Segment Start: Record set
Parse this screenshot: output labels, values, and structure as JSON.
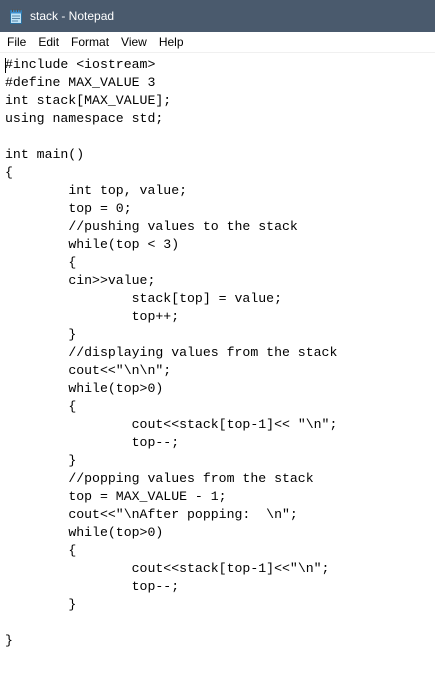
{
  "window": {
    "title": "stack - Notepad",
    "icon": "notepad-icon",
    "titlebar_color": "#4a5a6d"
  },
  "menu": {
    "file": "File",
    "edit": "Edit",
    "format": "Format",
    "view": "View",
    "help": "Help"
  },
  "editor": {
    "content": "#include <iostream>\n#define MAX_VALUE 3\nint stack[MAX_VALUE];\nusing namespace std;\n\nint main()\n{\n\tint top, value;\n\ttop = 0;\n\t//pushing values to the stack\n\twhile(top < 3)\n\t{\n\tcin>>value;\n\t\tstack[top] = value;\n\t\ttop++;\n\t}\n\t//displaying values from the stack\n\tcout<<\"\\n\\n\";\n\twhile(top>0)\n\t{\n\t\tcout<<stack[top-1]<< \"\\n\";\n\t\ttop--;\n\t}\n\t//popping values from the stack\n\ttop = MAX_VALUE - 1;\n\tcout<<\"\\nAfter popping:  \\n\";\n\twhile(top>0)\n\t{\n\t\tcout<<stack[top-1]<<\"\\n\";\n\t\ttop--;\n\t}\n\n}"
  }
}
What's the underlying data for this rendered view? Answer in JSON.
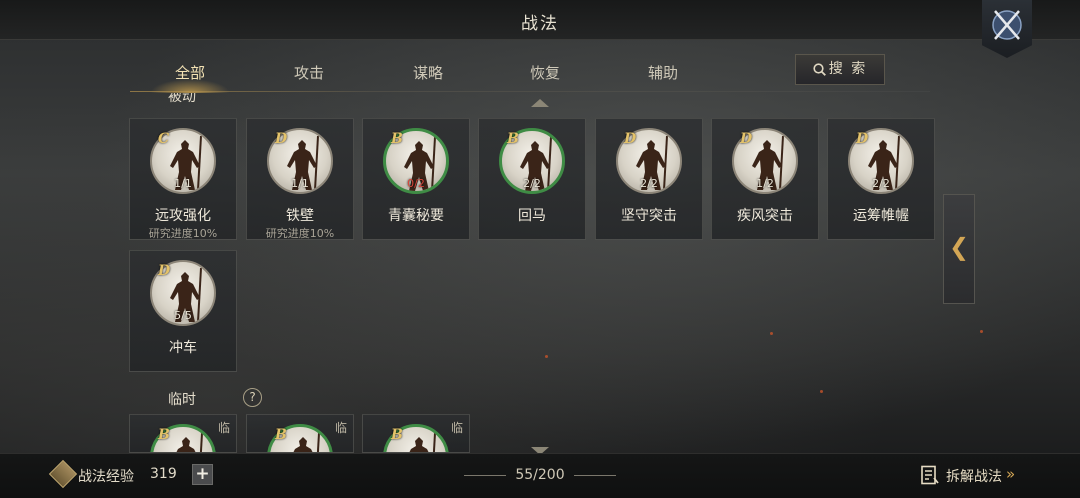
{
  "header": {
    "title": "战法"
  },
  "tabs": [
    {
      "label": "全部",
      "active": true
    },
    {
      "label": "攻击",
      "active": false
    },
    {
      "label": "谋略",
      "active": false
    },
    {
      "label": "恢复",
      "active": false
    },
    {
      "label": "辅助",
      "active": false
    }
  ],
  "search": {
    "label": "搜 索"
  },
  "sections": {
    "passive": {
      "label": "被动"
    },
    "temporary": {
      "label": "临时",
      "help": "?"
    }
  },
  "passive_cards": [
    {
      "grade": "C",
      "count": "1/1",
      "name": "远攻强化",
      "sub": "研究进度10%",
      "ring": "plain",
      "count_color": "normal"
    },
    {
      "grade": "D",
      "count": "1/1",
      "name": "铁壁",
      "sub": "研究进度10%",
      "ring": "plain",
      "count_color": "normal"
    },
    {
      "grade": "B",
      "count": "0/2",
      "name": "青囊秘要",
      "sub": "",
      "ring": "green",
      "count_color": "red"
    },
    {
      "grade": "B",
      "count": "2/2",
      "name": "回马",
      "sub": "",
      "ring": "green",
      "count_color": "normal"
    },
    {
      "grade": "D",
      "count": "2/2",
      "name": "坚守突击",
      "sub": "",
      "ring": "plain",
      "count_color": "normal"
    },
    {
      "grade": "D",
      "count": "1/2",
      "name": "疾风突击",
      "sub": "",
      "ring": "plain",
      "count_color": "normal"
    },
    {
      "grade": "D",
      "count": "2/2",
      "name": "运筹帷幄",
      "sub": "",
      "ring": "plain",
      "count_color": "normal"
    },
    {
      "grade": "D",
      "count": "5/5",
      "name": "冲车",
      "sub": "",
      "ring": "plain",
      "count_color": "normal"
    }
  ],
  "temp_cards": [
    {
      "grade": "B",
      "tag": "临"
    },
    {
      "grade": "B",
      "tag": "临"
    },
    {
      "grade": "B",
      "tag": "临"
    }
  ],
  "side_handle": {
    "glyph": "❮"
  },
  "footer": {
    "exp_label": "战法经验",
    "exp_value": "319",
    "plus": "+",
    "capacity": "55/200",
    "decompose_label": "拆解战法",
    "decompose_arrows": "»"
  },
  "colors": {
    "accent_gold": "#d3a655",
    "ring_green": "#3f8c45",
    "count_red": "#d8473c"
  }
}
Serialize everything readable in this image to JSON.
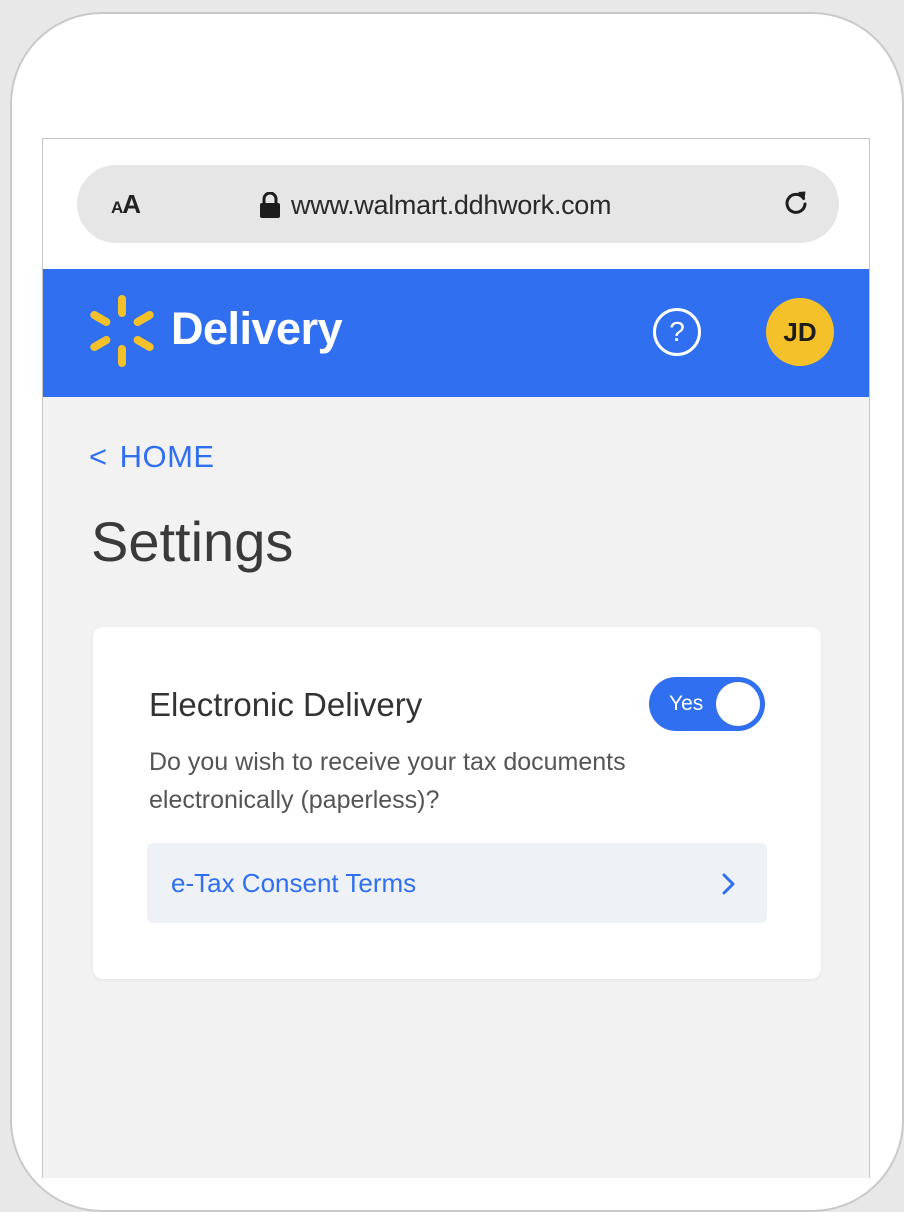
{
  "browser": {
    "text_size_label_small": "A",
    "text_size_label_large": "A",
    "url": "www.walmart.ddhwork.com",
    "icons": [
      "lock-icon",
      "reload-icon"
    ]
  },
  "header": {
    "brand_title": "Delivery",
    "help_label": "?",
    "avatar_initials": "JD",
    "colors": {
      "background": "#2f6ff0",
      "spark": "#f5c12a",
      "avatar": "#f5c12a"
    }
  },
  "nav": {
    "back_chevron": "<",
    "back_label": "HOME"
  },
  "page": {
    "title": "Settings"
  },
  "electronic_delivery": {
    "title": "Electronic Delivery",
    "toggle_label": "Yes",
    "toggle_on": true,
    "description": "Do you wish to receive your tax documents electronically (paperless)?",
    "terms_link_label": "e-Tax Consent Terms"
  }
}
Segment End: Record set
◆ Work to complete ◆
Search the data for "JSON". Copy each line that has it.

◆ Output ◆
Parse this screenshot: output labels, values, and structure as JSON.
What's the underlying data for this rendered view? Answer in JSON.
Serialize everything readable in this image to JSON.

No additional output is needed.